Signs, Music

Raymond Antrobus

Structured as a two-part sequence poem, Signs, Music explores the before and after of becoming a father with tenderness and care—the cognitive and emotional dissonances between the “hypothetical” and the “real” of fatherhood, the ways our own parents shape the parents we become, and how fraught with emotion, curiosity, and recollection this irreversible transition to fatherhood makes one’s inner landscape. 

At once searching and bright, deeply rooted and buoyant, Raymond Antrobus’s Signs, Music is a moving record of  the changes and challenges encompassing new parenthood and the inevitable cycles of life, death, birth, renewal and legacy—a testament to the joy, uncertainty, and incredible love that come with bringing new life into the world.

All The Names Given

Raymond Antrobus

On the heels of his much-lauded debut collection, Raymond Antrobus continues his essential investigation into language, miscommunication, place, and memory in All The Names Given, while simultaneously breaking new ground in both form and content. 

The collection opens with poems about the author’s surname—one that shouldn’t have survived into modernity—and examines the rich and fraught history carried within it. As Antrobus outlines a childhood caught between intimacy and brutality, sound and silence, and conflicting racial and cultural identities, the poem becomes a space in which the poet reckons with his own ancestry, and bears witness to the indelible violence of the legacy wrought by colonialism. The poems travel through space—shifting fluidly between England, South Africa, Jamaica, and the American South—and brilliantly move from an examination of family history into the wandering lust of adolescence and finally, vividly, into a complex array of marriage poems—matured, wiser, and more accepting of love’s fragility. Throughout, All The Names Given is punctuated with [Caption Poems] partially inspired by Deaf sound artist Christine Sun Kim, in which the art of writing captions attempts to fill in the silences and transitions between the poems as well as moments inside and outside of them. 

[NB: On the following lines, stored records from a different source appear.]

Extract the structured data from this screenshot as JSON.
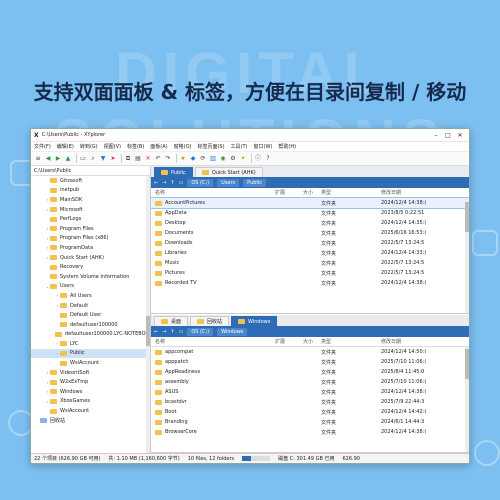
{
  "background_word": "DIGITAL SOLUTIONS",
  "headline": "支持双面面板 & 标签，方便在目录间复制 / 移动",
  "window": {
    "title": "C:\\Users\\Public - XYplorer",
    "logo": "X",
    "menu": [
      "文件(F)",
      "编辑(E)",
      "转到(G)",
      "视图(V)",
      "标签(B)",
      "面板(A)",
      "窗格(O)",
      "标签页面(S)",
      "工具(T)",
      "窗口(W)",
      "帮助(H)"
    ]
  },
  "tree": {
    "address": "C:\\Users\\Public",
    "nodes": [
      {
        "label": "Gitzasoft",
        "arrow": "",
        "indent": 1,
        "blue": false
      },
      {
        "label": "inetpub",
        "arrow": "",
        "indent": 1,
        "blue": false
      },
      {
        "label": "MainSDK",
        "arrow": "›",
        "indent": 1,
        "blue": false
      },
      {
        "label": "Microsoft",
        "arrow": "›",
        "indent": 1,
        "blue": false
      },
      {
        "label": "PerfLogs",
        "arrow": "",
        "indent": 1,
        "blue": false
      },
      {
        "label": "Program Files",
        "arrow": "›",
        "indent": 1,
        "blue": false
      },
      {
        "label": "Program Files (x86)",
        "arrow": "›",
        "indent": 1,
        "blue": false
      },
      {
        "label": "ProgramData",
        "arrow": "›",
        "indent": 1,
        "blue": false
      },
      {
        "label": "Quick Start (AHK)",
        "arrow": "›",
        "indent": 1,
        "blue": false
      },
      {
        "label": "Recovery",
        "arrow": "",
        "indent": 1,
        "blue": false
      },
      {
        "label": "System Volume Information",
        "arrow": "",
        "indent": 1,
        "blue": false
      },
      {
        "label": "Users",
        "arrow": "⌄",
        "indent": 1,
        "blue": false
      },
      {
        "label": "All Users",
        "arrow": "›",
        "indent": 2,
        "blue": false
      },
      {
        "label": "Default",
        "arrow": "›",
        "indent": 2,
        "blue": false
      },
      {
        "label": "Default User",
        "arrow": "",
        "indent": 2,
        "blue": false
      },
      {
        "label": "defaultuser100000",
        "arrow": "",
        "indent": 2,
        "blue": false
      },
      {
        "label": "defaultuser100000.LYC-NOTEBOOK",
        "arrow": "",
        "indent": 2,
        "blue": false
      },
      {
        "label": "LYC",
        "arrow": "›",
        "indent": 2,
        "blue": false
      },
      {
        "label": "Public",
        "arrow": "›",
        "indent": 2,
        "blue": false,
        "selected": true
      },
      {
        "label": "WsiAccount",
        "arrow": "",
        "indent": 2,
        "blue": false
      },
      {
        "label": "VideoritSoft",
        "arrow": "›",
        "indent": 1,
        "blue": false
      },
      {
        "label": "W2xExTmp",
        "arrow": "›",
        "indent": 1,
        "blue": false
      },
      {
        "label": "Windows",
        "arrow": "›",
        "indent": 1,
        "blue": false
      },
      {
        "label": "XboxGames",
        "arrow": "›",
        "indent": 1,
        "blue": false
      },
      {
        "label": "WsiAccount",
        "arrow": "",
        "indent": 1,
        "blue": false
      },
      {
        "label": "回收站",
        "arrow": "",
        "indent": 0,
        "blue": true
      }
    ]
  },
  "pane1": {
    "tabs": [
      {
        "label": "Public",
        "active": true
      },
      {
        "label": "Quick Start (AHK)",
        "active": false
      }
    ],
    "breadcrumb": [
      "OS (C:)",
      "Users",
      "Public"
    ],
    "columns": {
      "name": "名称",
      "ext": "扩展",
      "size": "大小",
      "type": "类型",
      "modified": "修改日期"
    },
    "rows": [
      {
        "name": "AccountPictures",
        "type": "文件夹",
        "date": "2024/12/4 14:38:(",
        "sel": true
      },
      {
        "name": "AppData",
        "type": "文件夹",
        "date": "2023/8/5 0:22:51"
      },
      {
        "name": "Desktop",
        "type": "文件夹",
        "date": "2024/12/4 14:35:("
      },
      {
        "name": "Documents",
        "type": "文件夹",
        "date": "2025/6/16 16:53:("
      },
      {
        "name": "Downloads",
        "type": "文件夹",
        "date": "2022/5/7 13:24:5"
      },
      {
        "name": "Libraries",
        "type": "文件夹",
        "date": "2024/12/4 14:33:("
      },
      {
        "name": "Music",
        "type": "文件夹",
        "date": "2022/5/7 13:24:5"
      },
      {
        "name": "Pictures",
        "type": "文件夹",
        "date": "2022/5/7 13:24:5"
      },
      {
        "name": "Recorded TV",
        "type": "文件夹",
        "date": "2024/12/4 14:38:("
      }
    ]
  },
  "pane2": {
    "tabs": [
      {
        "label": "桌面",
        "active": false
      },
      {
        "label": "回收站",
        "active": false
      },
      {
        "label": "Windows",
        "active": true
      }
    ],
    "breadcrumb": [
      "OS (C:)",
      "Windows"
    ],
    "columns": {
      "name": "名称",
      "ext": "扩展",
      "size": "大小",
      "type": "类型",
      "modified": "修改日期"
    },
    "rows": [
      {
        "name": "appcompat",
        "type": "文件夹",
        "date": "2024/12/4 14:50:("
      },
      {
        "name": "apppatch",
        "type": "文件夹",
        "date": "2025/7/10 11:06:("
      },
      {
        "name": "AppReadiness",
        "type": "文件夹",
        "date": "2025/8/4 11:45:0"
      },
      {
        "name": "assembly",
        "type": "文件夹",
        "date": "2025/7/10 11:06:("
      },
      {
        "name": "ASUS",
        "type": "文件夹",
        "date": "2024/12/4 14:38:("
      },
      {
        "name": "bcastdvr",
        "type": "文件夹",
        "date": "2025/7/9 22:44:3"
      },
      {
        "name": "Boot",
        "type": "文件夹",
        "date": "2024/12/4 14:42:("
      },
      {
        "name": "Branding",
        "type": "文件夹",
        "date": "2024/6/1 14:44:3"
      },
      {
        "name": "BrowserCore",
        "type": "文件夹",
        "date": "2024/12/4 14:38:("
      }
    ]
  },
  "status": {
    "left": "22 个项目 (626.90 GB 可用)",
    "sel": "共: 1.10 MB (1,160,600 字节)",
    "count": "10 files, 12 folders",
    "disk": "磁盘 C: 301.49 GB 已用",
    "free": "626.90",
    "used_fraction": 0.32
  },
  "colors": {
    "accent": "#2e6db5",
    "folder": "#f2c14e",
    "background": "#7cc0f1"
  }
}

Formally sophisticated, with a weighty perception and startling directness, All The Names Given is a timely, tender book full of humanity and remembrance from one of the most important young poets of our generation.

The Perseverance

Raymond Antrobus

In the wake of his father’s death, the speaker in Raymond Antrobus’ The Perseverance travels to Barcelona. In Gaudi’s Cathedral, he meditates on the idea of silence and sound, wondering whether acoustics really can bring us closer to God. Receiving information through his hearing aid technology, he considers how deaf people are included in this idea. “Even though,” he says, “I have not heard / the golden decibel of angels, / I have been living in a noiseless / palace where the doorbell is pulsating / light and I am able to answer.”

The Perseverance is a collection of poems examining a d/Deaf experience alongside meditations on loss, grief, education, and language, both spoken and signed. It is a book about communication and connection, about cultural inheritance, about identity in a hearing world that takes everything for granted, about the dangers we may find (both individually and as a society) if we fail to understand each other.